COLUMBIA, S.C. — On Feb. 16, South Carolina Gov. Nikki Haley signed H 3874 into law, which provides an income tax credit to any individual or business that “constructs, purchases, or leases certain solar energy property and places it in service in this state … and allows an income tax credit for certain costs incurred by the taxpayer in the purchase and installation of geothermal machinery and equipment.”
H 3874 is retroactively effective starting Jan. 1, 2016, and defines geothermal machinery and equipment as any machinery and equipment for use at a taxpayer’s residence that:
• Is a heat pump that uses the ground or groundwater as a thermal energy source to heat a structure or as a thermal energy sink to cool a structure;
• Uses the internal heat of the earth as a substitute for traditional energy for water heating or active space heating or cooling; and
• On the date of installation, meets or exceeds applicable federal Energy Star requirements.
The law allows a tax credit against the income tax liability of a taxpayer equal to 25 percent of the costs incurred by the taxpayer in the purchase and installation of geothermal machinery in or on a facility in South Carolina and owned by the taxpayer. The tax credit cannot be claimed before an installation is completed. The amount of the credit in any year may not exceed $3,500 for each facility or 50 percent of the taxpayer’s tax liability for that taxable year, whichever is less. If the credit amount exceeds $3,500, the taxpayer may carry forward the excess for up to 10 years.
Jay Egg, owner of Egg Geothermal, recently discussed the matter with Brett Ross, regional manager, WaterFurnace Intl. Inc. During this discussion, Ross said he could trace the roots of this newly passed geothermal legislation back to a weekend about a year ago when WaterFurnace associate Steve Weitzel met lobbyist Robert Adams at the South Carolina Association of Heating and AC Contractors (SCAHACC) convention. Several weeks later, Adams called Weitzel and mentioned a renewable energy (RE) bill had been introduced that included geothermal heat pumps (GHPs). Utilizing some previous contacts, Weitzel began to schedule meetings with lobbyists throughout the state and ultimately accepted a proposal from Patty Pierce of Capital Consulting Group of the Carolinas LLC to represent the interest of GHPs in this endeavor.

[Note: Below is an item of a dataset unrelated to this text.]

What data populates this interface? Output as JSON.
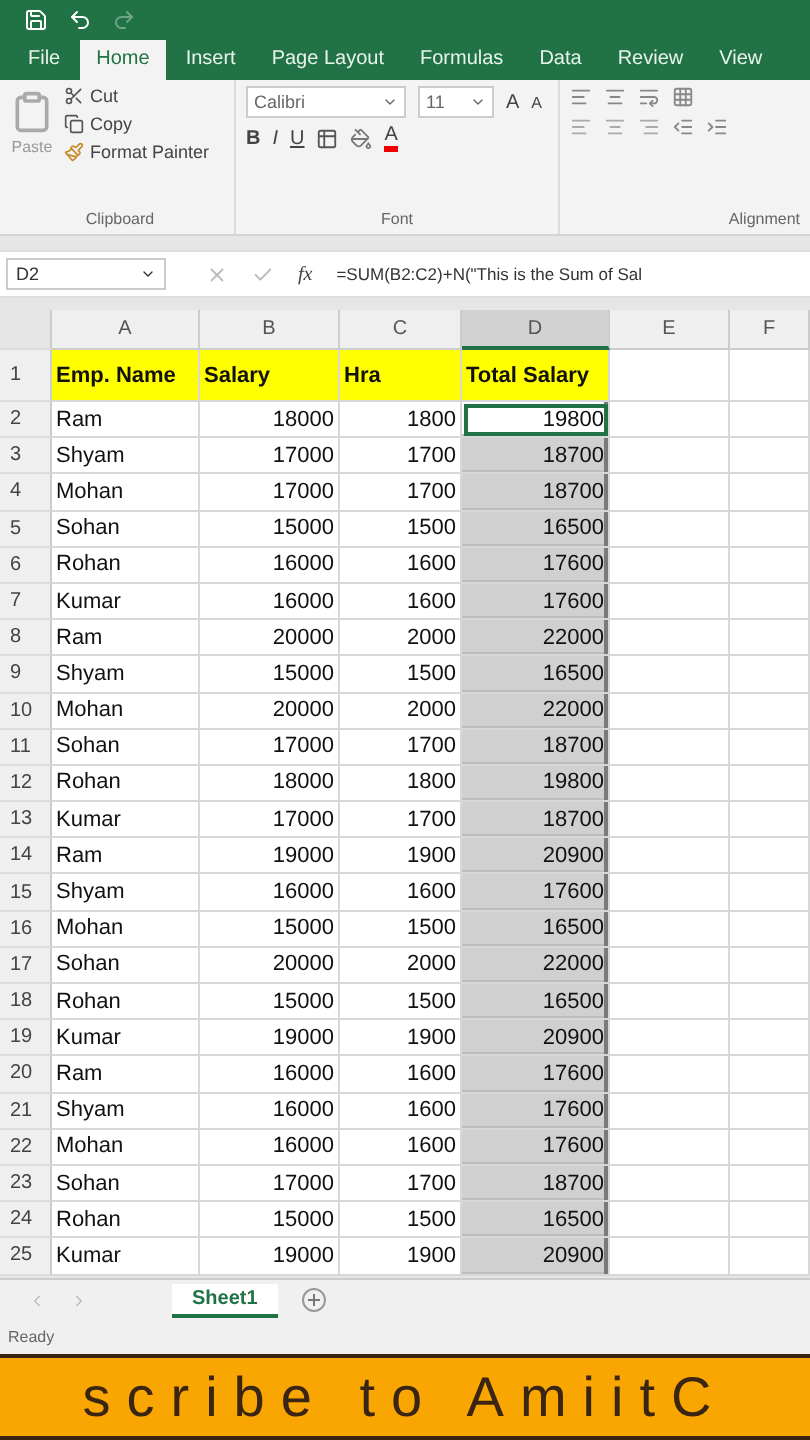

By the time the bill passed through sub-committees, it was stripped of everything but solar credits for super-fund sites. During the political summer break, WaterFurnace, through dealer contributions, funded a program to educate the legislators in each of their districts on the merits of geothermal heating and cooling. With Pierce as their lead lobbyist, they were able to reach out to each of the politicians and invite them to operational geothermal installations with real voters in each of the local districts.
“These politicians got to see and hear how the technology works, and, more importantly, what their constituents thought of the technology,” said Ross.
Ross encouraged other states to follow South Carolina’s lead and even offered up a so-called Geothermal Playbook.
“Organize stakeholders and get them behind the effort, hire a lobbyist with a good reputation for moving renewable energy technology through the legislative process and educate stakeholder representatives and schedule sight visits in each district,” he said. “Make certain the voters, homeowners, lobbyists, and GHP stakeholders are all showing support.”
Publication date: 3/21/2016